DATASET ::
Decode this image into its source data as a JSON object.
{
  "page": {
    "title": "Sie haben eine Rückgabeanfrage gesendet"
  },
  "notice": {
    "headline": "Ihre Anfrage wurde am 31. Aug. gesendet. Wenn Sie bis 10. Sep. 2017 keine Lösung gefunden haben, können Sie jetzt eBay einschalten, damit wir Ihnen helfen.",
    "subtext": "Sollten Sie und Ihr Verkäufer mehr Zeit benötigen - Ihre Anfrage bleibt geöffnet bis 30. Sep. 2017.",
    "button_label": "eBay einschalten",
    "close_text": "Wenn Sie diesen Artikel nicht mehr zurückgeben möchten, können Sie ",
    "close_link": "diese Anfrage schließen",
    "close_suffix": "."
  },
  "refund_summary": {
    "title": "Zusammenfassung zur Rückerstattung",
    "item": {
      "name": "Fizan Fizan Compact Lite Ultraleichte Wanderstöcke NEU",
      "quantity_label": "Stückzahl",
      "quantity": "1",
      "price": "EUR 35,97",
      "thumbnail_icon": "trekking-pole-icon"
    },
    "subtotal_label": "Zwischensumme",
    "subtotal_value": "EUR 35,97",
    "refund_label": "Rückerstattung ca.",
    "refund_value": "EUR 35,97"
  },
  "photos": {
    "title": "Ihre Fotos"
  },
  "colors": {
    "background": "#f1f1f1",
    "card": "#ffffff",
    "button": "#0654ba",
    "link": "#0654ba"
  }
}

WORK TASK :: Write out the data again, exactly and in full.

SOLUTION ::
Decode this image into its source data as a JSON object.
{
  "page": {
    "title": "Sie haben eine Rückgabeanfrage gesendet"
  },
  "notice": {
    "headline": "Ihre Anfrage wurde am 31. Aug. gesendet. Wenn Sie bis 10. Sep. 2017 keine Lösung gefunden haben, können Sie jetzt eBay einschalten, damit wir Ihnen helfen.",
    "subtext": "Sollten Sie und Ihr Verkäufer mehr Zeit benötigen - Ihre Anfrage bleibt geöffnet bis 30. Sep. 2017.",
    "button_label": "eBay einschalten",
    "close_text": "Wenn Sie diesen Artikel nicht mehr zurückgeben möchten, können Sie ",
    "close_link": "diese Anfrage schließen",
    "close_suffix": "."
  },
  "refund_summary": {
    "title": "Zusammenfassung zur Rückerstattung",
    "item": {
      "name": "Fizan Fizan Compact Lite Ultraleichte Wanderstöcke NEU",
      "quantity_label": "Stückzahl",
      "quantity": "1",
      "price": "EUR 35,97",
      "thumbnail_icon": "trekking-pole-icon"
    },
    "subtotal_label": "Zwischensumme",
    "subtotal_value": "EUR 35,97",
    "refund_label": "Rückerstattung ca.",
    "refund_value": "EUR 35,97"
  },
  "photos": {
    "title": "Ihre Fotos"
  },
  "colors": {
    "background": "#f1f1f1",
    "card": "#ffffff",
    "button": "#0654ba",
    "link": "#0654ba"
  }
}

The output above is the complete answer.